(Beginning of SOURCE DATA)

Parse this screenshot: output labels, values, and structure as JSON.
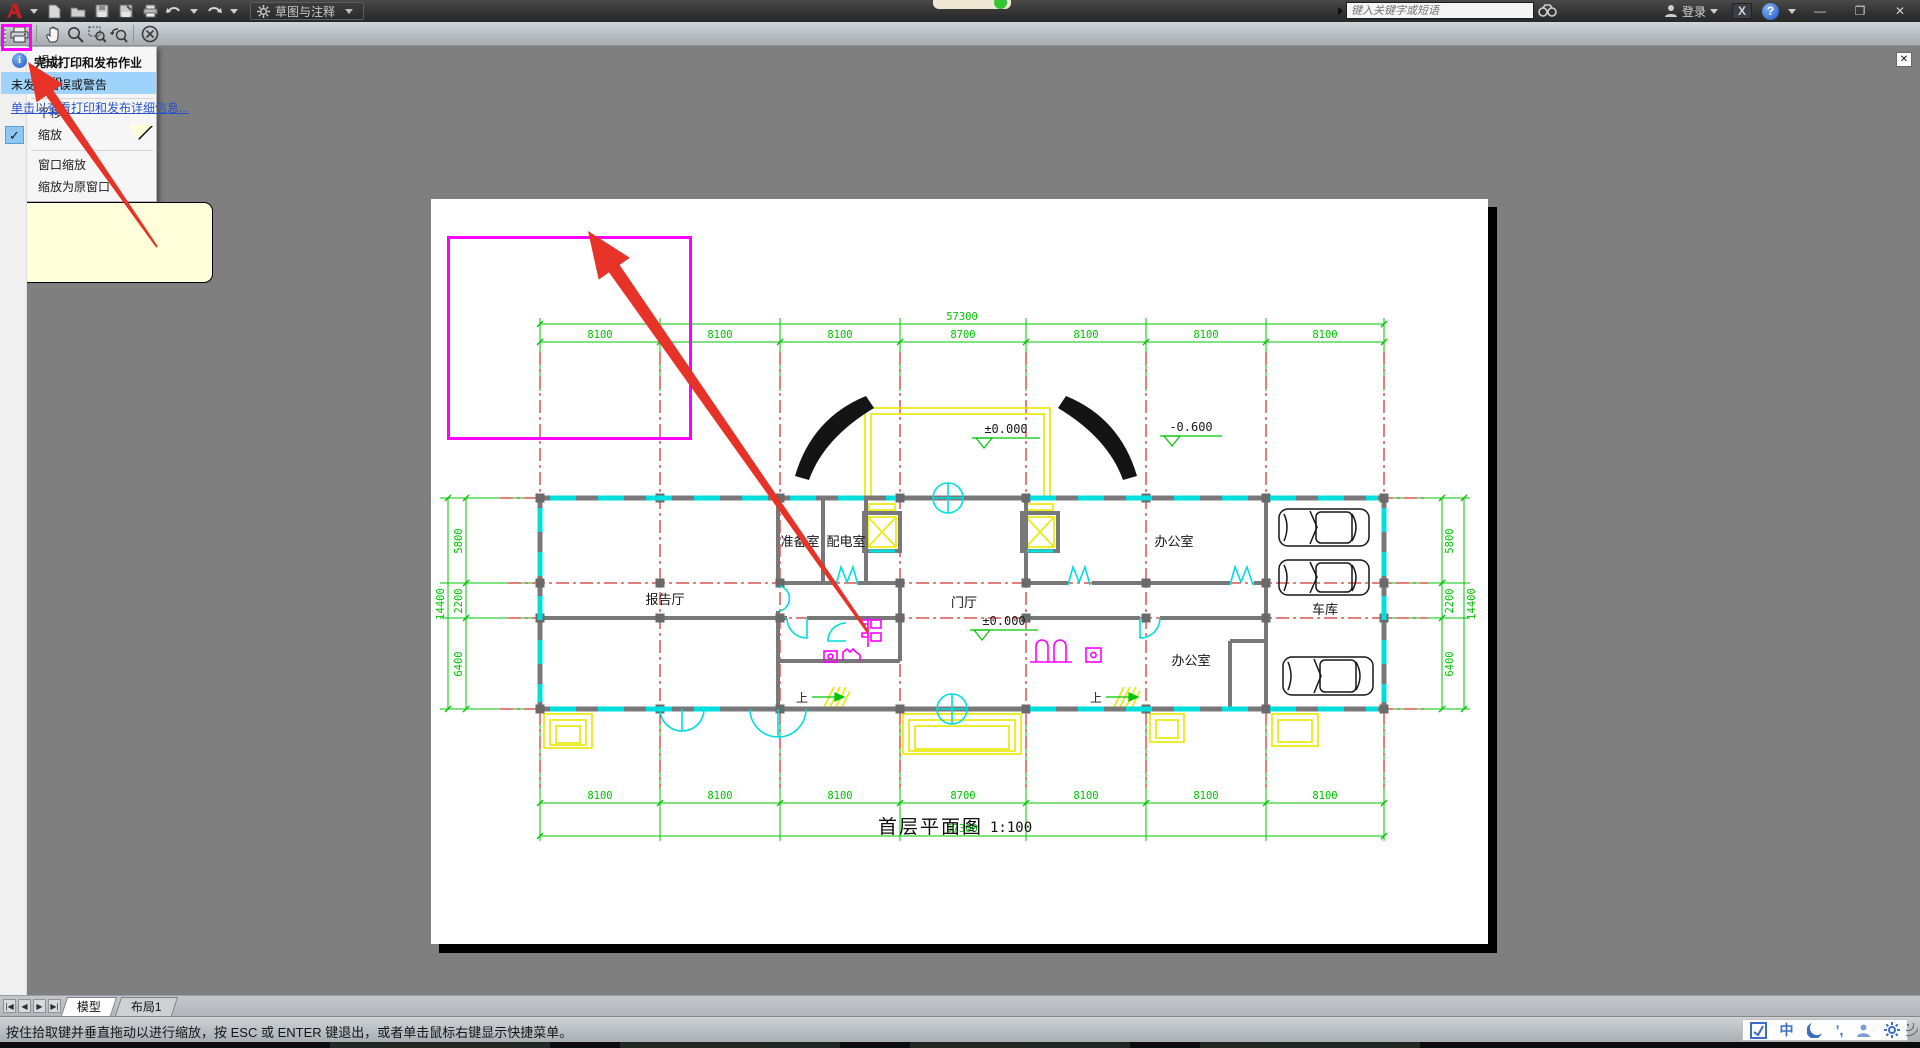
{
  "titlebar": {
    "workspace": "草图与注释",
    "search_placeholder": "键入关键字或短语",
    "login_label": "登录",
    "exchange_label": "X",
    "help_label": "?"
  },
  "menu": {
    "items": [
      {
        "label": "退出"
      },
      {
        "label": "打印"
      },
      {
        "label": "平移"
      },
      {
        "label": "缩放"
      },
      {
        "label": "窗口缩放"
      },
      {
        "label": "缩放为原窗口"
      }
    ],
    "check_glyph": "✓"
  },
  "tabs": {
    "nav": [
      "|◀",
      "◀",
      "▶",
      "▶|"
    ],
    "model": "模型",
    "layout1": "布局1"
  },
  "statusbar": {
    "message": "按住拾取键并垂直拖动以进行缩放，按 ESC 或 ENTER 键退出，或者单击鼠标右键显示快捷菜单。",
    "ime": "中",
    "quote_marks": "’,"
  },
  "notification": {
    "title": "完成打印和发布作业",
    "body": "未发现错误或警告",
    "link": "单击以查看打印和发布详细信息...",
    "close_glyph": "✕",
    "info_glyph": "i"
  },
  "plan": {
    "title": "首层平面图",
    "scale": "1:100",
    "total_width_label": "57300",
    "total_height_label": "14400",
    "bays": [
      "8100",
      "8100",
      "8100",
      "8700",
      "8100",
      "8100",
      "8100"
    ],
    "rows": [
      "5800",
      "2200",
      "6400"
    ],
    "rooms": {
      "lecture": "报告厅",
      "prep": "准备室",
      "power": "配电室",
      "hall": "门厅",
      "office_top": "办公室",
      "garage": "车库",
      "office_bottom": "办公室"
    },
    "elevations": {
      "main": "±0.000",
      "entry": "-0.600",
      "hall": "±0.000"
    },
    "stair_up": "上"
  }
}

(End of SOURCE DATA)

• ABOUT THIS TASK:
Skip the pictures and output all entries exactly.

• RESPONSE TO THIS EXERCISE:
Parse this screenshot: output labels, values, and structure as JSON.
{
  "titlebar": {
    "workspace": "草图与注释",
    "search_placeholder": "键入关键字或短语",
    "login_label": "登录",
    "exchange_label": "X",
    "help_label": "?"
  },
  "menu": {
    "items": [
      {
        "label": "退出"
      },
      {
        "label": "打印"
      },
      {
        "label": "平移"
      },
      {
        "label": "缩放"
      },
      {
        "label": "窗口缩放"
      },
      {
        "label": "缩放为原窗口"
      }
    ],
    "check_glyph": "✓"
  },
  "tabs": {
    "nav": [
      "|◀",
      "◀",
      "▶",
      "▶|"
    ],
    "model": "模型",
    "layout1": "布局1"
  },
  "statusbar": {
    "message": "按住拾取键并垂直拖动以进行缩放，按 ESC 或 ENTER 键退出，或者单击鼠标右键显示快捷菜单。",
    "ime": "中",
    "quote_marks": "’,"
  },
  "notification": {
    "title": "完成打印和发布作业",
    "body": "未发现错误或警告",
    "link": "单击以查看打印和发布详细信息...",
    "close_glyph": "✕",
    "info_glyph": "i"
  },
  "plan": {
    "title": "首层平面图",
    "scale": "1:100",
    "total_width_label": "57300",
    "total_height_label": "14400",
    "bays": [
      "8100",
      "8100",
      "8100",
      "8700",
      "8100",
      "8100",
      "8100"
    ],
    "rows": [
      "5800",
      "2200",
      "6400"
    ],
    "rooms": {
      "lecture": "报告厅",
      "prep": "准备室",
      "power": "配电室",
      "hall": "门厅",
      "office_top": "办公室",
      "garage": "车库",
      "office_bottom": "办公室"
    },
    "elevations": {
      "main": "±0.000",
      "entry": "-0.600",
      "hall": "±0.000"
    },
    "stair_up": "上"
  }
}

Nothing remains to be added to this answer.